Page and application data records
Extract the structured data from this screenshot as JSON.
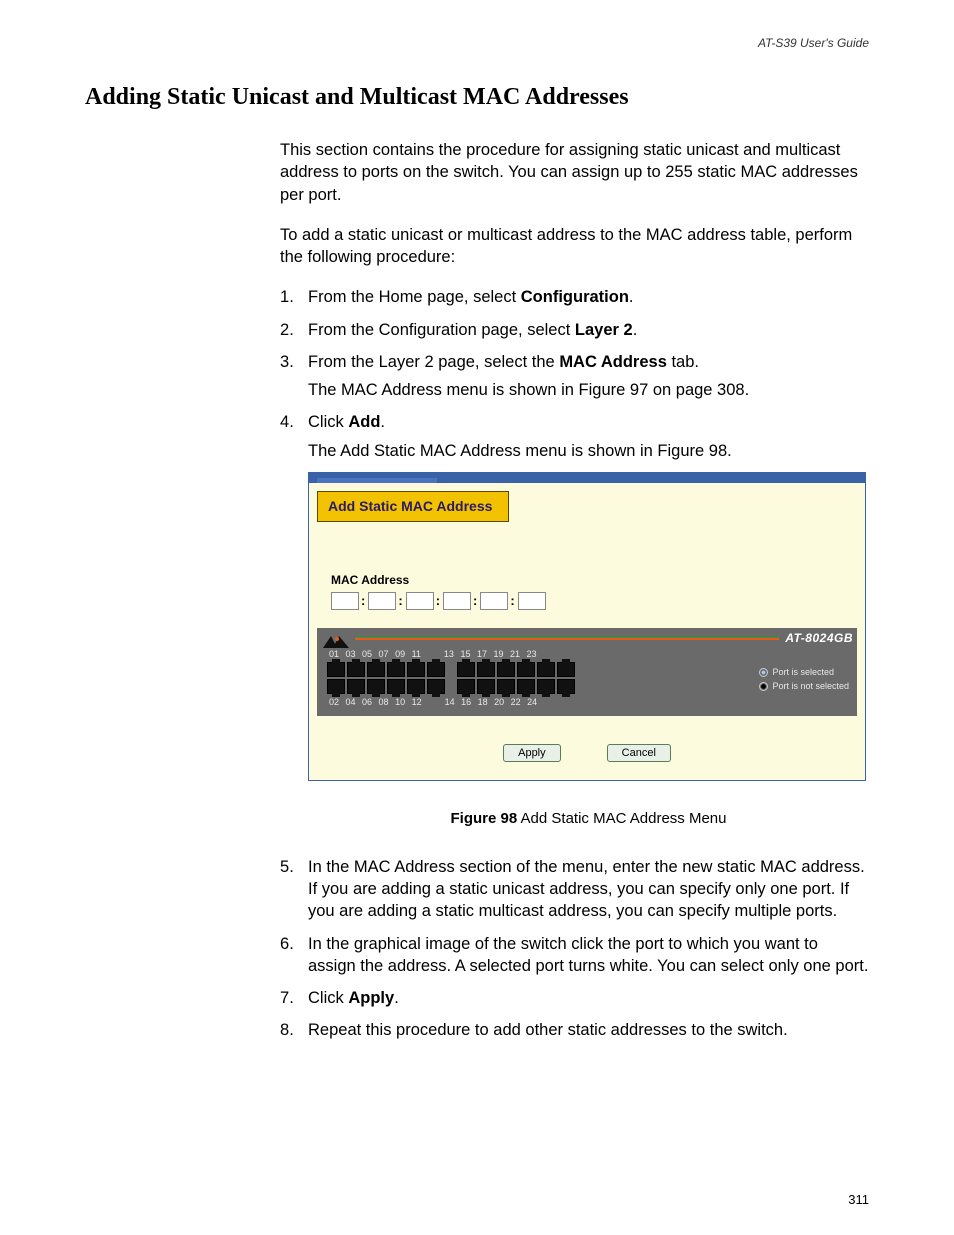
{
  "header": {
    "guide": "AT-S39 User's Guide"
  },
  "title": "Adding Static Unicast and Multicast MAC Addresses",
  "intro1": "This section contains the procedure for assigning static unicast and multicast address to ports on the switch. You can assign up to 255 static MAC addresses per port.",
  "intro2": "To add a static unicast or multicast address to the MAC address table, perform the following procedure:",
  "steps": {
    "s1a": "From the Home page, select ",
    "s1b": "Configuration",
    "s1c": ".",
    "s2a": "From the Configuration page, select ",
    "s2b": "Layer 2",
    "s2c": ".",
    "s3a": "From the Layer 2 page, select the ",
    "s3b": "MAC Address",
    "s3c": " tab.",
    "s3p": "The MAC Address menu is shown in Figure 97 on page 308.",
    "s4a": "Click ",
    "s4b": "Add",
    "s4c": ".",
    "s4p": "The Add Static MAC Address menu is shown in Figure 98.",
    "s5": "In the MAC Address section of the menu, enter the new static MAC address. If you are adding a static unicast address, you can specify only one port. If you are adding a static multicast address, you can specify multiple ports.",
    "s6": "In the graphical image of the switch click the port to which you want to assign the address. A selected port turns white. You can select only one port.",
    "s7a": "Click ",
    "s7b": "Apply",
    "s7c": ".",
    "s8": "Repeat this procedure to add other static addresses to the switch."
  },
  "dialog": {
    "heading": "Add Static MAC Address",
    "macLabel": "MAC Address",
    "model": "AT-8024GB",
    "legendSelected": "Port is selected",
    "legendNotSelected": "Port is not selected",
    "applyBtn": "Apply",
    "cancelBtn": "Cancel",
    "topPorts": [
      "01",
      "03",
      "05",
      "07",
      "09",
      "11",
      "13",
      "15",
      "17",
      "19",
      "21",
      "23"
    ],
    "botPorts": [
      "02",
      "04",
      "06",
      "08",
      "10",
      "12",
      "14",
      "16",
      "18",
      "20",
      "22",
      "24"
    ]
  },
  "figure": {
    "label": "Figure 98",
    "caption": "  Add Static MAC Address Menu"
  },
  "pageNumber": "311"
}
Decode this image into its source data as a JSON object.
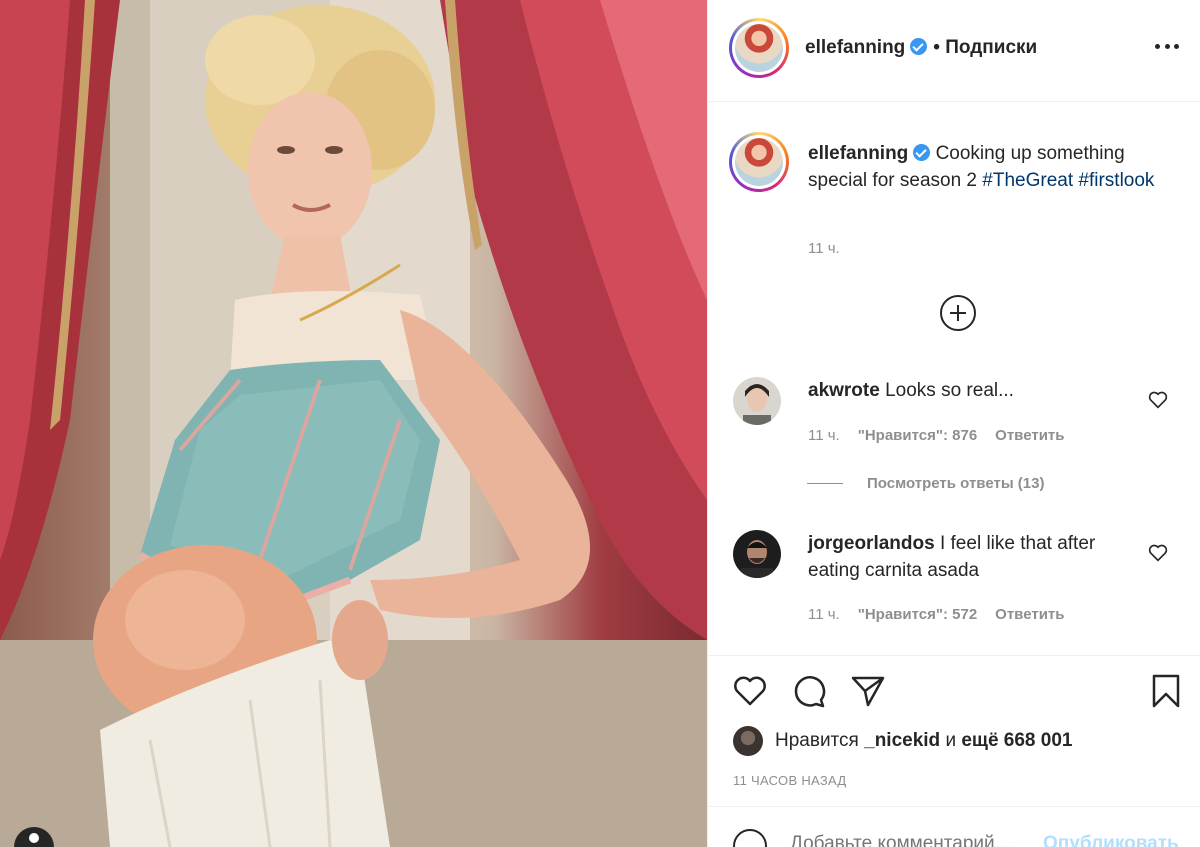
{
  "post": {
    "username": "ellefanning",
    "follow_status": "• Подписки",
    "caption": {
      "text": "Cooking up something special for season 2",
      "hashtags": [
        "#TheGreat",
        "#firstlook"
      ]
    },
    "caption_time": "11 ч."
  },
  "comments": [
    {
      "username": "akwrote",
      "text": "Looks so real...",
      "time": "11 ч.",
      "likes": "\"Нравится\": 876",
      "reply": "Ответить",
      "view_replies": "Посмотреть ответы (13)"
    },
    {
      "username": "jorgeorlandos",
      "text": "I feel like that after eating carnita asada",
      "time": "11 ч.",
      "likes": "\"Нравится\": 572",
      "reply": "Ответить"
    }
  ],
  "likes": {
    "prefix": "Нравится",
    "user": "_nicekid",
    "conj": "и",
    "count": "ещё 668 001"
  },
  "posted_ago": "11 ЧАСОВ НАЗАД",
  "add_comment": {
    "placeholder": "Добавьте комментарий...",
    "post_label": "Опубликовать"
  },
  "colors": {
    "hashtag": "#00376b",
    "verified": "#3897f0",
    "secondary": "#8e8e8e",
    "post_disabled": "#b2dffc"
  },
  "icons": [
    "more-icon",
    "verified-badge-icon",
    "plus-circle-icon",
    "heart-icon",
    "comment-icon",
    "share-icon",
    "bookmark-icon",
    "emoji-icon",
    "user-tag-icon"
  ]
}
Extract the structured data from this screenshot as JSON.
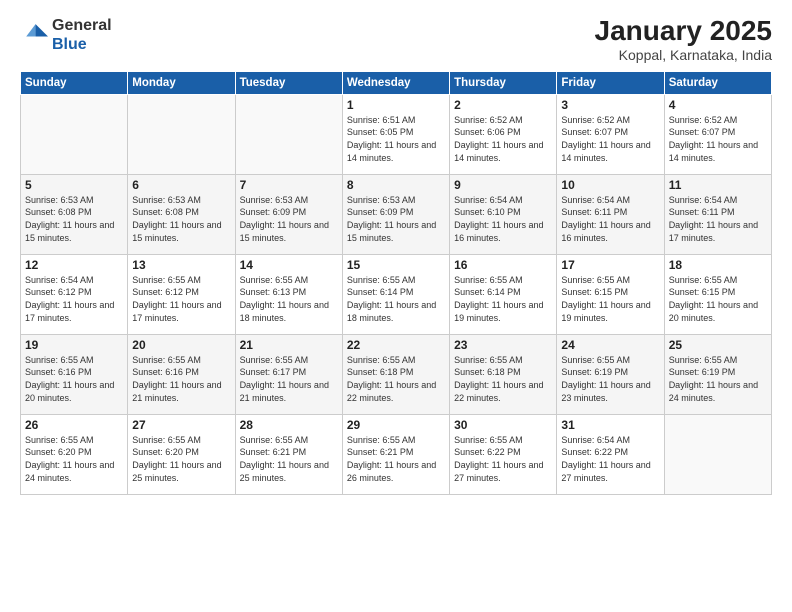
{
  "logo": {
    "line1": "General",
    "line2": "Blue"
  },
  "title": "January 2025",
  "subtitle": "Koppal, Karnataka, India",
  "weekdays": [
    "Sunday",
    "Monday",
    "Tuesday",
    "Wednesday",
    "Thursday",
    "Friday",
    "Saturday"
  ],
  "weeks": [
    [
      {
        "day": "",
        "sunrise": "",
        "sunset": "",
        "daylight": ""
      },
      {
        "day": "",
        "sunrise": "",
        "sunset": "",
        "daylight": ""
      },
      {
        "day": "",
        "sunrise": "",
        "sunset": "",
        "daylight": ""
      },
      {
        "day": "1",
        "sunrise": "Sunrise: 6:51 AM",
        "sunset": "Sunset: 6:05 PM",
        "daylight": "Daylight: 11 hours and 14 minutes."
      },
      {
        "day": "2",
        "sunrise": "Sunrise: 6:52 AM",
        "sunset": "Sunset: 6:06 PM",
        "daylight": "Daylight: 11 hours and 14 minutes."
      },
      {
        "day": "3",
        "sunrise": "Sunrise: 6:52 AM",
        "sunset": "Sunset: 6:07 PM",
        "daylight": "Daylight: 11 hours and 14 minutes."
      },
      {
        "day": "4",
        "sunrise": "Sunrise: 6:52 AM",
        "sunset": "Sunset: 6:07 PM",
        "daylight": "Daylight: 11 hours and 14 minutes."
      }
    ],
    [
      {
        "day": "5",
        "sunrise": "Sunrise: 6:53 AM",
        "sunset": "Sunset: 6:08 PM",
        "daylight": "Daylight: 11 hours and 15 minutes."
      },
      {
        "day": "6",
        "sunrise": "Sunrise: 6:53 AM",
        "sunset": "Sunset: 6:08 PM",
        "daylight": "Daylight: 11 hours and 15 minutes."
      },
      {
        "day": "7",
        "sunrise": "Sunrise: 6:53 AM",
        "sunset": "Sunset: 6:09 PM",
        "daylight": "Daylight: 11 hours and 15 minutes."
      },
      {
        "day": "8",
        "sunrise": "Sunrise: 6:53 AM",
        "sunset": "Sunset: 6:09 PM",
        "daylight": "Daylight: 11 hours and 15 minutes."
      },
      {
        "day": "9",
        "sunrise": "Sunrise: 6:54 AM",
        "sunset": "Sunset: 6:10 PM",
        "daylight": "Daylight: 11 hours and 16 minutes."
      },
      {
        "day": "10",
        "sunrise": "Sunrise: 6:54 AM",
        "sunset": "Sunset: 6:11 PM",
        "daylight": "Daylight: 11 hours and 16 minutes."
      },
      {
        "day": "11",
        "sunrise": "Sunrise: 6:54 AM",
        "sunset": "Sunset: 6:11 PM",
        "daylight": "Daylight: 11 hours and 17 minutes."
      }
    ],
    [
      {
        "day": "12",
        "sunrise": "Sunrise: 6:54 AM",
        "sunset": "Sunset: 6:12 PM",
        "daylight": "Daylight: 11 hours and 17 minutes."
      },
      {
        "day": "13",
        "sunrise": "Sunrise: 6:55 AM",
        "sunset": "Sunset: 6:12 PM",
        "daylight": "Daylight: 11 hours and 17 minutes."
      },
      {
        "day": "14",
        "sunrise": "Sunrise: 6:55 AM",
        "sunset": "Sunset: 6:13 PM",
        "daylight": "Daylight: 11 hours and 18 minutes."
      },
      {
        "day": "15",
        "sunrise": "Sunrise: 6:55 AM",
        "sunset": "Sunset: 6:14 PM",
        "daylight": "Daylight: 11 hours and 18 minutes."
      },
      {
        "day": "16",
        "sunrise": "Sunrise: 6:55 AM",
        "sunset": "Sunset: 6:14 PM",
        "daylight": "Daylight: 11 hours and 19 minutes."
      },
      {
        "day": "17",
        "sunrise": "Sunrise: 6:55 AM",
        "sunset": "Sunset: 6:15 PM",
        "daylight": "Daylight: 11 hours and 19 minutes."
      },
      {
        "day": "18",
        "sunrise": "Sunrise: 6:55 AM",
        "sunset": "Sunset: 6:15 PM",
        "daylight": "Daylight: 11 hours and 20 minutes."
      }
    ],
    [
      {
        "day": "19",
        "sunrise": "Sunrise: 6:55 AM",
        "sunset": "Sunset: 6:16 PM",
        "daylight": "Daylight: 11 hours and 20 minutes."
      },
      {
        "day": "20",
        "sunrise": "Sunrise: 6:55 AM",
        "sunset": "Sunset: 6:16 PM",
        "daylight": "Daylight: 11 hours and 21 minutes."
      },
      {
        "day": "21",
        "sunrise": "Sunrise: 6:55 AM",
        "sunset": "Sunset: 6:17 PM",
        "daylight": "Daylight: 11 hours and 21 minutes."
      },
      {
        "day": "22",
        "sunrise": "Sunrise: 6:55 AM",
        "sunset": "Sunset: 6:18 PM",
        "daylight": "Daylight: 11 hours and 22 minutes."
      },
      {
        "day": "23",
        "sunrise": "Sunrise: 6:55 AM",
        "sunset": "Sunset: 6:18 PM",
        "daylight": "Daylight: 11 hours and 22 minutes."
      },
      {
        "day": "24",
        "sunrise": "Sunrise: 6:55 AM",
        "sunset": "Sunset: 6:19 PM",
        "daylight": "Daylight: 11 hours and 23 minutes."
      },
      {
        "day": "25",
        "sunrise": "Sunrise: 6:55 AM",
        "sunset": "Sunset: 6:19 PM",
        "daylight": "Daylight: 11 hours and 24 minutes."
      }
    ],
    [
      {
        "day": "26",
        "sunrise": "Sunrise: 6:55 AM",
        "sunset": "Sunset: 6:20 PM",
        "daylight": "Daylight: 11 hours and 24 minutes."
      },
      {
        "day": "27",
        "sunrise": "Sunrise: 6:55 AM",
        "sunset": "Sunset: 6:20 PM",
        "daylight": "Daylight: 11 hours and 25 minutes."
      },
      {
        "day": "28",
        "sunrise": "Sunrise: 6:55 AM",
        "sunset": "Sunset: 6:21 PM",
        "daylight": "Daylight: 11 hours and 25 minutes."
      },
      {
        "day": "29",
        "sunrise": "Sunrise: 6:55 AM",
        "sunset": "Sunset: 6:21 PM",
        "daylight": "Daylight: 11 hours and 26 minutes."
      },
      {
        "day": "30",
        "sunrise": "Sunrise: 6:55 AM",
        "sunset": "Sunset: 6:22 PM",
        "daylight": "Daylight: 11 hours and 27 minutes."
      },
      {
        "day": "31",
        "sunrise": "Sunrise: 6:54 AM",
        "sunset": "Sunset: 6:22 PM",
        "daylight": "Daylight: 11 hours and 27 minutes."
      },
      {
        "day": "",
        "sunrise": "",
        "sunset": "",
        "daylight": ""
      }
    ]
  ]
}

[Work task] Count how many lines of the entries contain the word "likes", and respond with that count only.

[Output for this task] 3